Hackathons are communities based on learning, teaching, and creating. The process involves meeting people, pondering ideas, seeking help, building a team, learning something new, struggling for five hours, helping others, having fun, never giving up, and ultimately, making something you thought you couldn’t do before the hackathon. It’s a new take on education focused on what you can do with what you can learn.
There are also rewards for what you build. There’s usually a selection process where the best-performing groups receive prizes ranging from iPad minis, to travel expenses for hackathons in other countries, to $10,000, to Zero-Gravity flights. Or even teddy bears for everyone.
But the value gained from a hackathon is much more than just the prizes: it’s the people you meet, what you learn, and what you build.
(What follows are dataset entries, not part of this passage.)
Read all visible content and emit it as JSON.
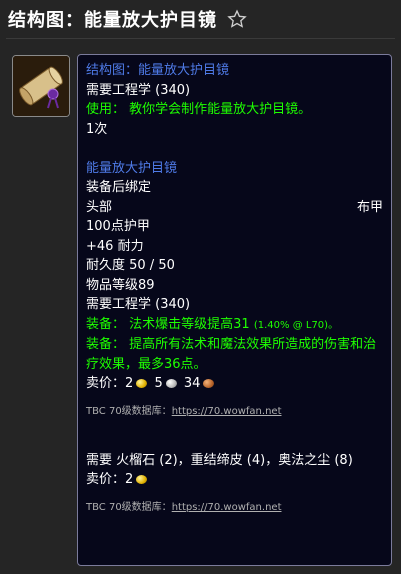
{
  "title": "结构图：能量放大护目镜",
  "icons": {
    "favorite": "star-outline-icon",
    "item": "recipe-scroll-icon",
    "gold": "gold-coin-icon",
    "silver": "silver-coin-icon",
    "copper": "copper-coin-icon"
  },
  "colors": {
    "name_blue": "#4f7be8",
    "use_green": "#1eff00",
    "background": "#252525",
    "tooltip_bg": "#06071a"
  },
  "recipe": {
    "name": "结构图：能量放大护目镜",
    "req_skill": "需要工程学 (340)",
    "use_text": "使用： 教你学会制作能量放大护目镜。",
    "charges": "1次"
  },
  "item": {
    "name": "能量放大护目镜",
    "bind": "装备后绑定",
    "slot": "头部",
    "armor_type": "布甲",
    "armor": "100点护甲",
    "stamina": "+46 耐力",
    "durability": "耐久度 50 / 50",
    "item_level": "物品等级89",
    "req_skill": "需要工程学 (340)",
    "equip1_label": "装备：",
    "equip1_text": "法术爆击等级提高31",
    "equip1_note": "(1.40% @ L70)。",
    "equip2_label": "装备：",
    "equip2_text": "提高所有法术和魔法效果所造成的伤害和治疗效果，最多36点。",
    "sell_label": "卖价：",
    "sell_gold": "2",
    "sell_silver": "5",
    "sell_copper": "34",
    "source_label": "TBC 70级数据库：",
    "source_link": "https://70.wowfan.net"
  },
  "reagents": {
    "text": "需要 火榴石 (2)，重结缔皮 (4)，奥法之尘 (8)",
    "sell_label": "卖价：",
    "sell_gold": "2",
    "source_label": "TBC 70级数据库：",
    "source_link": "https://70.wowfan.net"
  }
}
People currently use hackathons as a supplement to other forms of education. A group of college students get excited for an idea, go to a hackathon for a weekend, and come back without sleep but with their idea realized. Hackathons could become the biggest impact on education since the internet.
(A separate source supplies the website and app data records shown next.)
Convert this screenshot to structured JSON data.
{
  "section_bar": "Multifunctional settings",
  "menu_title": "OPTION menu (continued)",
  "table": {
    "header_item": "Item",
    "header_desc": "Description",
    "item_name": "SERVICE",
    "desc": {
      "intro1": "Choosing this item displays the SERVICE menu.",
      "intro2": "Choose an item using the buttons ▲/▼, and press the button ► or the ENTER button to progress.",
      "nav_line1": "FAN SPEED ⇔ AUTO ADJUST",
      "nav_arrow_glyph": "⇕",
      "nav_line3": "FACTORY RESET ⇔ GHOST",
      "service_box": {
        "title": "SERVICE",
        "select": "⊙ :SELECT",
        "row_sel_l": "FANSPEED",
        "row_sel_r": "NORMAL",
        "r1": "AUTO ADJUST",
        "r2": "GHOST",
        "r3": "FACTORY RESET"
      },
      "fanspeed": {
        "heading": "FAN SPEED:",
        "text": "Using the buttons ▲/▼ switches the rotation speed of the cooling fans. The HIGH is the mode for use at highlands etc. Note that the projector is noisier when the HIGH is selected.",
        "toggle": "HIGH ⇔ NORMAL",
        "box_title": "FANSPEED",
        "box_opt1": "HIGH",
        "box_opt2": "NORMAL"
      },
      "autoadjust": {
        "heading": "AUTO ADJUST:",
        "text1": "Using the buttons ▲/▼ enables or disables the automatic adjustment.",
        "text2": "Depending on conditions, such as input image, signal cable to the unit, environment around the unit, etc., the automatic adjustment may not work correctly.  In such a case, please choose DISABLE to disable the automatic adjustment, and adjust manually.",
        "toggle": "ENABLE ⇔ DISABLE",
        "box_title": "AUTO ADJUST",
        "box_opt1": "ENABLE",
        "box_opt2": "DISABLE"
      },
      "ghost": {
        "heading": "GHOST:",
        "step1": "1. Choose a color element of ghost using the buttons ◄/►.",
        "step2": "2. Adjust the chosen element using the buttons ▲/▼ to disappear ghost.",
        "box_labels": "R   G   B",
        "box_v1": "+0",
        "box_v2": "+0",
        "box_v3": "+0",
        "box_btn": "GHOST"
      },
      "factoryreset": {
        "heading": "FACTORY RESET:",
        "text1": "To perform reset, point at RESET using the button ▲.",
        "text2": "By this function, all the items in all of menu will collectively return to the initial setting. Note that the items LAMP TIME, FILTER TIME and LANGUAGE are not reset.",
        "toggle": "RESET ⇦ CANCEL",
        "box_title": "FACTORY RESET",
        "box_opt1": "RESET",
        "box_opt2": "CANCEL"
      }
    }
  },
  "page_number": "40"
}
For Hack@Brown, 350 students representing 62 colleges and nine high schools came together to Brown to learn and make things. Participants travelled from as far as California, Canada, and Mexico. Nearly 70% of participants were first-time hackers. Hack@Brown is especially focused on creating a welcoming, inclusive environment. There are workshops ranging from iOS apps to Arduino to “what am I doing here”. There was also a six to one mentor ratio; engineers from Facebook, Google, Uber, and more worked alongside with students. The result is a focus on learning — instead of prizes — as students gain experience working side-by-side with professionals.
Teams created projects ranging from a system to request health records electronically, to a location-based borrowing platform, to a multiplayer game where the whole crowd at the demo presentation joined, to a program that reads stock data that looks for positive and negative performance and generates a song, to a data-visualization interface that lets you traverse information as nodes in a graph in a 3D environment with your hands.
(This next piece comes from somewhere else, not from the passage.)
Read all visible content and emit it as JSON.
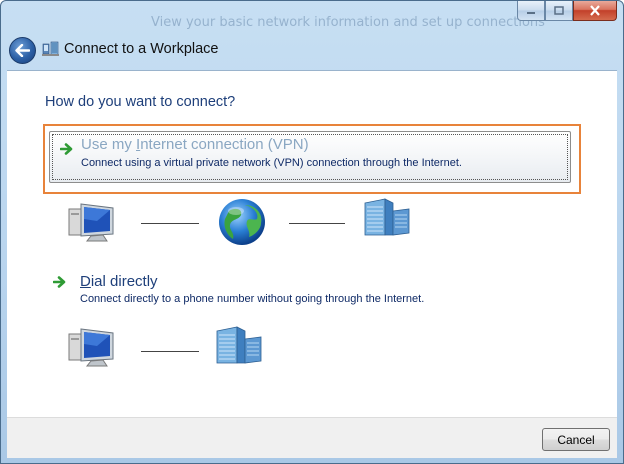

Students came out of the event feeling that there is no limit to what they can learn together as a community. And build things they thought they couldn’t do.
A record 1,500 hackathons around the world are planned for this year, 2015, up from just a few dozen in 2010, and their focus is broadening from developing lucrative apps to solving problems for an array of industries including dental, fashion, immigration, transgender and social justice. Right now, most hackathons are focused on programming and technology, but I hope this framework of collaborative, experimental, and project-based learning spreads to all other disciplines. Imagine a bunch of psychologists coming together for weekend to experiment and create new theories, or a group of writers to craft poems and essays, or historians to research unsolved mysteries, or political majors to fix social justice. Hackathons are fun, creative machines that receive people with ideas and produce projects.
And although hackathons probably won’t replace universities and online education altogether, it may be time for institutions to create new curriculums and education systems that mimic the hackathon framework.